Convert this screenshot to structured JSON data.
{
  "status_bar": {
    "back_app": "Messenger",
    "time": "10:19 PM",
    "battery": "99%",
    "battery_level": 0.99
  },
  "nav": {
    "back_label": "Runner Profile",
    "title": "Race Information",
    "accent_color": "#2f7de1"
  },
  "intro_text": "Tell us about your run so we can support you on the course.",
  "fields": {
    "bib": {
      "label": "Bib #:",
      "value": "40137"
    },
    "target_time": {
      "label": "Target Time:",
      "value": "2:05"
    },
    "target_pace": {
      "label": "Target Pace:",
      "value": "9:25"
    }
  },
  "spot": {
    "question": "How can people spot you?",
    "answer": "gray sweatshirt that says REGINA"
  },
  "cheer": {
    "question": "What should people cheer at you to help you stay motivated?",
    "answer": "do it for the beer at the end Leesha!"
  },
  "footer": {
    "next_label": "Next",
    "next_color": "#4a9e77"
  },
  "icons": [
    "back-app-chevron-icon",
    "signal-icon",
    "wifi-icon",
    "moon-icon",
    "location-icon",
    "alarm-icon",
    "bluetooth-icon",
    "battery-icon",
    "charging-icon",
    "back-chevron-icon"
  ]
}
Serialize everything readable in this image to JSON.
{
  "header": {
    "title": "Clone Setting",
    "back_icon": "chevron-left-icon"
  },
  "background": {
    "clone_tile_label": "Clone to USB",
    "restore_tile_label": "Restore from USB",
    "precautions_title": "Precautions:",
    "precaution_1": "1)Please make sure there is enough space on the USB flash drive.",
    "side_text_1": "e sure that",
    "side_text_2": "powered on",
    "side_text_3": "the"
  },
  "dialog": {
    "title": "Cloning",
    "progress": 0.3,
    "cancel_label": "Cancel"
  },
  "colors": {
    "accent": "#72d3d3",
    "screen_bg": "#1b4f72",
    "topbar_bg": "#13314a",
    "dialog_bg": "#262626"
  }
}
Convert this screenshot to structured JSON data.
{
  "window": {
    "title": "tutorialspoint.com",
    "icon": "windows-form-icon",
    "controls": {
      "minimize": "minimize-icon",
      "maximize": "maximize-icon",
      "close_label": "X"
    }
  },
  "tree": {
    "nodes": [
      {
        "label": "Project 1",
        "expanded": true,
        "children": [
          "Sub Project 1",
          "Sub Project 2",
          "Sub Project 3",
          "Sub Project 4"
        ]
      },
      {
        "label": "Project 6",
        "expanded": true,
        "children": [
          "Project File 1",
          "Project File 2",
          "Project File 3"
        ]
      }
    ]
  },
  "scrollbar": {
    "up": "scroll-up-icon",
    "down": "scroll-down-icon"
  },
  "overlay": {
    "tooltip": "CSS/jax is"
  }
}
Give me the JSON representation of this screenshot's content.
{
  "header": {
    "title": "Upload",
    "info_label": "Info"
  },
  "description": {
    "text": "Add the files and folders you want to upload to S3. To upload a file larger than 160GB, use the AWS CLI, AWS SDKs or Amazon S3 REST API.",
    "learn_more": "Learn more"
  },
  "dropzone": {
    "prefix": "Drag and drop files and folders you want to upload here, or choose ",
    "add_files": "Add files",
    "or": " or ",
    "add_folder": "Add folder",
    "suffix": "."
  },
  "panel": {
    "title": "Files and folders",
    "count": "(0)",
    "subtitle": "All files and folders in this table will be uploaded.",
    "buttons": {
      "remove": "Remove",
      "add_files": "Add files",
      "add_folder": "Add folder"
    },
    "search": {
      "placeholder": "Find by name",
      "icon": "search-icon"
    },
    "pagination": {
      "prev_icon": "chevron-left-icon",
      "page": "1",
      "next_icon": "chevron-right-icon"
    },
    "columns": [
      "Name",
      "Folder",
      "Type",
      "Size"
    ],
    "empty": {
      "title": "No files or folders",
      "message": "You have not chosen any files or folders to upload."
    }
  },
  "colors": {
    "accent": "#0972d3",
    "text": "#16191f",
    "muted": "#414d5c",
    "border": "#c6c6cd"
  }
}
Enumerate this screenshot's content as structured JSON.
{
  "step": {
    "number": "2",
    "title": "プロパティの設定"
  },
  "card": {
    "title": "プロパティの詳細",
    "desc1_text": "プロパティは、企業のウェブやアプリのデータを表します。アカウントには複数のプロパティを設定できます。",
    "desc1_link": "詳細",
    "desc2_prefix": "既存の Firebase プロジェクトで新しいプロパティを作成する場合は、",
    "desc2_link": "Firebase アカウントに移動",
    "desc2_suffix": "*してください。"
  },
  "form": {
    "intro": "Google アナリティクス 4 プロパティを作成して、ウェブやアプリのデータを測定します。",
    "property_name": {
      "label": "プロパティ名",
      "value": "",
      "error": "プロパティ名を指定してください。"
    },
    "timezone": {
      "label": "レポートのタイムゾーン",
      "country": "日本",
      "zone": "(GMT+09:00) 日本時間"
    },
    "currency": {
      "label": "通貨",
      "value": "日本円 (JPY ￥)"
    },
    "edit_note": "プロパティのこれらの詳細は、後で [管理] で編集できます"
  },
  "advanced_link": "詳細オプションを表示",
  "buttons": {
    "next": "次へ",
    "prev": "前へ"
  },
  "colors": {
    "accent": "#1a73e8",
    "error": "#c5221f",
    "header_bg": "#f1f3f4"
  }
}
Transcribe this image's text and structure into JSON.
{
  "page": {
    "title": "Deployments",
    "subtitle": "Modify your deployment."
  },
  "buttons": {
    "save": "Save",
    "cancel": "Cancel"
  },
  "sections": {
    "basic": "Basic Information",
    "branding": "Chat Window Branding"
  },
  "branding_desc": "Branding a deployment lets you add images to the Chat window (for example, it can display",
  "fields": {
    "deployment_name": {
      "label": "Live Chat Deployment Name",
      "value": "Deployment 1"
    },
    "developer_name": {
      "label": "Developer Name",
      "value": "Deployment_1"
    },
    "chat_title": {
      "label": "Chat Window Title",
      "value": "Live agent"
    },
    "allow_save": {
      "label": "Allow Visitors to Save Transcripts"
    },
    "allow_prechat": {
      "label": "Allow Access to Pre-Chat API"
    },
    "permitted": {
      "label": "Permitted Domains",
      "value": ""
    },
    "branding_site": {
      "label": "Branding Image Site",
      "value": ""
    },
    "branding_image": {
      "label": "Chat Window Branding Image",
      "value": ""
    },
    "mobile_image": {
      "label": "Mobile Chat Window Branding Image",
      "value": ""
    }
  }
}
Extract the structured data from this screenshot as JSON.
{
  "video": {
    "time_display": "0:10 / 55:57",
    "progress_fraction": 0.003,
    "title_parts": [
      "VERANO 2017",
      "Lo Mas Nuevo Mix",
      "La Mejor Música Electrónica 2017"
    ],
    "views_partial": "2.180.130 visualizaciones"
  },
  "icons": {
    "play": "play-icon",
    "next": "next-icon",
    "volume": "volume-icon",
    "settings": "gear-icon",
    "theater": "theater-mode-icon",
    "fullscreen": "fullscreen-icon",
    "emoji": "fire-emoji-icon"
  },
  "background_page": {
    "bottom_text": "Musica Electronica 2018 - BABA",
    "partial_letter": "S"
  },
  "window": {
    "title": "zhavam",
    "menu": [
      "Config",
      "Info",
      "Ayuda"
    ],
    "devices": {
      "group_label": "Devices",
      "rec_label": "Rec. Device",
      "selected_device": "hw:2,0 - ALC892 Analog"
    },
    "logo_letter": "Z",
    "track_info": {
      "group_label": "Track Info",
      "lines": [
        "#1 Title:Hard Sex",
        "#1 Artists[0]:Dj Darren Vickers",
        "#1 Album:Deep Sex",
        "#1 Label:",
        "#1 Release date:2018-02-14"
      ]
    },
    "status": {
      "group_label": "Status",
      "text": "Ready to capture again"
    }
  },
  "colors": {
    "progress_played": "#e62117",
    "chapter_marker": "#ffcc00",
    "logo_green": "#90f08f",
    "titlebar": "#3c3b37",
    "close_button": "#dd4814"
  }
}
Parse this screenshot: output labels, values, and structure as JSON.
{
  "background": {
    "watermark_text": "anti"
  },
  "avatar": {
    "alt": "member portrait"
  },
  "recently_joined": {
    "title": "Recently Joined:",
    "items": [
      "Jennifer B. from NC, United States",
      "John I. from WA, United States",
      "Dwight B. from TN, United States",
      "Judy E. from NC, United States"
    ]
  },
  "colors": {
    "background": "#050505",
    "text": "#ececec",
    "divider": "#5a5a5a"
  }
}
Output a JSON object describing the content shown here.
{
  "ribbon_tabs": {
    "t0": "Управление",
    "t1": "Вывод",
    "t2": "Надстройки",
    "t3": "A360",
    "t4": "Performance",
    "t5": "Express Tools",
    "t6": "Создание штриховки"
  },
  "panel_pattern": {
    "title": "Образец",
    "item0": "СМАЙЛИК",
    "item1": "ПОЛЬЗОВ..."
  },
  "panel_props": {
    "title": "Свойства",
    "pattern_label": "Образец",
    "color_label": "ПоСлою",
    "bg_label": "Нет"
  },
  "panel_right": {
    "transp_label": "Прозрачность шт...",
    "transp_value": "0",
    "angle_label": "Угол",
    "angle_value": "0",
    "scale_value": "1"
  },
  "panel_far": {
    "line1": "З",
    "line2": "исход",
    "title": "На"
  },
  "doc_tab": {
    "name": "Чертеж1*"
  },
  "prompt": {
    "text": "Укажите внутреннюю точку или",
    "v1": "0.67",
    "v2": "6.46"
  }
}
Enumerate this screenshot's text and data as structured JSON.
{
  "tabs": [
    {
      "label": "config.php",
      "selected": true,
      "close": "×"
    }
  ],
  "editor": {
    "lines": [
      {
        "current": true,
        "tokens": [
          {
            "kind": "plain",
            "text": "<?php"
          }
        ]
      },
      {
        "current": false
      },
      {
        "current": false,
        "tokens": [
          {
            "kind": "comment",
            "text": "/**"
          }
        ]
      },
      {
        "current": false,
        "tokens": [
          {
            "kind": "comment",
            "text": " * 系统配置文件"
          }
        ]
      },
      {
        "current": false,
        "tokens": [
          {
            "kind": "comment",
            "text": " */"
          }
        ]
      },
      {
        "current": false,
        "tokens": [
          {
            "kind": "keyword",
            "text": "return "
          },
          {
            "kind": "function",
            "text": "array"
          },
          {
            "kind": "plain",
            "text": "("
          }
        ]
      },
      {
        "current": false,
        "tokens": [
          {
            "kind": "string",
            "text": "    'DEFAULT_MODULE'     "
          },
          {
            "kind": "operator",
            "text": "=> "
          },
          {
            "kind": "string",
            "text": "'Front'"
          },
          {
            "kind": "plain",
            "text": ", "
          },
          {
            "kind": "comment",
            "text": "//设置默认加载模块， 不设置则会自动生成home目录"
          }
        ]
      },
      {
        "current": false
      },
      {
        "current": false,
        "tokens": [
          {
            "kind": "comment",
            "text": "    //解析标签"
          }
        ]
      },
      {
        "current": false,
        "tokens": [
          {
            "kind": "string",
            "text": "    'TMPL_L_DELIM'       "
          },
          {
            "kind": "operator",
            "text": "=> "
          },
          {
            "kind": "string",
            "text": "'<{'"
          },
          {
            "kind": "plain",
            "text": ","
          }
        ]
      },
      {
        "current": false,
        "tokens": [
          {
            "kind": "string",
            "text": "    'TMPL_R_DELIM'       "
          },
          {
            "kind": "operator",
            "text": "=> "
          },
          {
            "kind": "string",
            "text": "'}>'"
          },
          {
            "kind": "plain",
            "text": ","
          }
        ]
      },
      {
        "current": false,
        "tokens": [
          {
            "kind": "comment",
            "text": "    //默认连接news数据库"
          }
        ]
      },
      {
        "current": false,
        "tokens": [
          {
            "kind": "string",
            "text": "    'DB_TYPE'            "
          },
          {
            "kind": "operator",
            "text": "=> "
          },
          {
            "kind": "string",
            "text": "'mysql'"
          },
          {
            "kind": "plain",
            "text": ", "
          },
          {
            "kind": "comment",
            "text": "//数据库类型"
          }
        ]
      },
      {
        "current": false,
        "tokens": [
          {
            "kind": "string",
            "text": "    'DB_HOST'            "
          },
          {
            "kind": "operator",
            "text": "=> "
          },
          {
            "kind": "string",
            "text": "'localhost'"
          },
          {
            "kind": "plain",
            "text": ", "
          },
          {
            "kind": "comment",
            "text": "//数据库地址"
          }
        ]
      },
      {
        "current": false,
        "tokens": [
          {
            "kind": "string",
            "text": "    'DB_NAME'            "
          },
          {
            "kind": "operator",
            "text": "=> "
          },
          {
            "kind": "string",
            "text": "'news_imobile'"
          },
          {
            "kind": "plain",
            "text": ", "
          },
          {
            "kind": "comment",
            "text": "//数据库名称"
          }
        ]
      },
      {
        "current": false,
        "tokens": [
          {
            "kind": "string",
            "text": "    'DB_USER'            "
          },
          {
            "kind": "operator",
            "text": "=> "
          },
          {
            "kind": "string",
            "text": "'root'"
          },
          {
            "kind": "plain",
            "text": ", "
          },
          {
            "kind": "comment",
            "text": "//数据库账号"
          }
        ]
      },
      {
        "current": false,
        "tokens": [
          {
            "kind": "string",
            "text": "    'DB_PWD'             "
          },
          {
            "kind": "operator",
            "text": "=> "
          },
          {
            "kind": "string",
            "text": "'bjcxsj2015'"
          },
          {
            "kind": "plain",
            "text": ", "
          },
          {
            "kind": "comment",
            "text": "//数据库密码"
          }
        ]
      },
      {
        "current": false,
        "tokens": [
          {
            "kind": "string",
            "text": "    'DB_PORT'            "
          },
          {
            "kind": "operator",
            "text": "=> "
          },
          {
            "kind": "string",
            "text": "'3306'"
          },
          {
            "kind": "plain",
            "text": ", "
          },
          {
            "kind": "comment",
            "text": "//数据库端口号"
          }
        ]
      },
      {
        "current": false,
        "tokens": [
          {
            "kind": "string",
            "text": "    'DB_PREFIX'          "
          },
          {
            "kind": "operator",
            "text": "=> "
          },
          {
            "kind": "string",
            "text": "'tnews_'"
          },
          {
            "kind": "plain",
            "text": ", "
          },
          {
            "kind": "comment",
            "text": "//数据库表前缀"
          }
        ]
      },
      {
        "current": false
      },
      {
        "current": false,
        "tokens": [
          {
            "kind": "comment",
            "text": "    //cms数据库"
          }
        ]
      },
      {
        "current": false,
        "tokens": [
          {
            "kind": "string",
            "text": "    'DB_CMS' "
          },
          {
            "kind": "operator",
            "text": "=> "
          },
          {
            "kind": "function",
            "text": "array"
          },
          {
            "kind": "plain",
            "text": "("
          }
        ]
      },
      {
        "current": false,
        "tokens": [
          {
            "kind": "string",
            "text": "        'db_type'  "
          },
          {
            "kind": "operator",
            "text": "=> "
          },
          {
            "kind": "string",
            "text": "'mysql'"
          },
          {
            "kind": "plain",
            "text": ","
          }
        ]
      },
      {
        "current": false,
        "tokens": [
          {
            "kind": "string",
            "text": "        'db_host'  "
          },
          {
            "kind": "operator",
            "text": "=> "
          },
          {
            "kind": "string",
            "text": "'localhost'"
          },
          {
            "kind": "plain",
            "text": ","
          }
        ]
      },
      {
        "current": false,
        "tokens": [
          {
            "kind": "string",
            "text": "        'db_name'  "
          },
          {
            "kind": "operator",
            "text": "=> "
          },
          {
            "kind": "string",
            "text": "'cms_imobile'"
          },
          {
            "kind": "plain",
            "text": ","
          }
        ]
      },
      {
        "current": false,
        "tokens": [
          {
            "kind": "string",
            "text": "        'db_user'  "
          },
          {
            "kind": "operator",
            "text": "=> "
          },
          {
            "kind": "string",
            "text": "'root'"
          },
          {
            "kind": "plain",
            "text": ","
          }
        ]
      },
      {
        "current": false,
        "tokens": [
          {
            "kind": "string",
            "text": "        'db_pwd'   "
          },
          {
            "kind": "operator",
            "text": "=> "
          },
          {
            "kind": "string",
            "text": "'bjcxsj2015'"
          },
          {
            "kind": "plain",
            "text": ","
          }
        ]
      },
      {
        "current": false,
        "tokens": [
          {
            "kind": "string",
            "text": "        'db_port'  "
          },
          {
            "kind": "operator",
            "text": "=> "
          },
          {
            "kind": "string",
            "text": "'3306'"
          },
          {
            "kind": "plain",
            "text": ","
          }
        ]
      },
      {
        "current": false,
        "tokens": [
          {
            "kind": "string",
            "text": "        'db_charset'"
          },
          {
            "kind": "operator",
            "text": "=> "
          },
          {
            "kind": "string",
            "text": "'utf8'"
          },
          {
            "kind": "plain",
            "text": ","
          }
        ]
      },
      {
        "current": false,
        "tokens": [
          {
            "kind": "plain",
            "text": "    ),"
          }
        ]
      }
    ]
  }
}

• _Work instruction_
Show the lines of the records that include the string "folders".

• _Completed exercise_
    "text": "Add the files and folders you want to upload to S3. To upload a file larger than 160GB, use the AWS CLI, AWS SDKs or Amazon S3 REST API.",
    "prefix": "Drag and drop files and folders you want to upload here, or choose ",
    "title": "Files and folders",
    "subtitle": "All files and folders in this table will be uploaded.",
      "title": "No files or folders",
      "message": "You have not chosen any files or folders to upload."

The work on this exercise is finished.